Records excerpted from a collection
= = = = = = =

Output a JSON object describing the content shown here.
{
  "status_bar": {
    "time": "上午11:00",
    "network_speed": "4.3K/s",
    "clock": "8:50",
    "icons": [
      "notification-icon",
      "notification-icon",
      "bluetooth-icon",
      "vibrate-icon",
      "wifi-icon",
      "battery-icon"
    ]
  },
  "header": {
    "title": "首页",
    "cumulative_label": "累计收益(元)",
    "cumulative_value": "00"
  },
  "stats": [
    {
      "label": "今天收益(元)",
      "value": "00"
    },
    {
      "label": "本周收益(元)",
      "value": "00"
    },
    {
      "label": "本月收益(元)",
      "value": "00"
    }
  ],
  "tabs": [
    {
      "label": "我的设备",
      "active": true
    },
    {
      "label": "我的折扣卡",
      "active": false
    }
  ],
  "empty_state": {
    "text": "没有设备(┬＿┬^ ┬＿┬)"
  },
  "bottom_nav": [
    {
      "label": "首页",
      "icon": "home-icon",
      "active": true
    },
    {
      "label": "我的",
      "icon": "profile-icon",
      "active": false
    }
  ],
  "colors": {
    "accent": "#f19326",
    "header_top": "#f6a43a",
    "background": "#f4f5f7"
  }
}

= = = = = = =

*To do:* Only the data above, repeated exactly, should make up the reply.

*Solution:*
Output a JSON object describing the content shown here.
{
  "status_bar": {
    "time": "上午11:00",
    "network_speed": "4.3K/s",
    "clock": "8:50",
    "icons": [
      "notification-icon",
      "notification-icon",
      "bluetooth-icon",
      "vibrate-icon",
      "wifi-icon",
      "battery-icon"
    ]
  },
  "header": {
    "title": "首页",
    "cumulative_label": "累计收益(元)",
    "cumulative_value": "00"
  },
  "stats": [
    {
      "label": "今天收益(元)",
      "value": "00"
    },
    {
      "label": "本周收益(元)",
      "value": "00"
    },
    {
      "label": "本月收益(元)",
      "value": "00"
    }
  ],
  "tabs": [
    {
      "label": "我的设备",
      "active": true
    },
    {
      "label": "我的折扣卡",
      "active": false
    }
  ],
  "empty_state": {
    "text": "没有设备(┬＿┬^ ┬＿┬)"
  },
  "bottom_nav": [
    {
      "label": "首页",
      "icon": "home-icon",
      "active": true
    },
    {
      "label": "我的",
      "icon": "profile-icon",
      "active": false
    }
  ],
  "colors": {
    "accent": "#f19326",
    "header_top": "#f6a43a",
    "background": "#f4f5f7"
  }
}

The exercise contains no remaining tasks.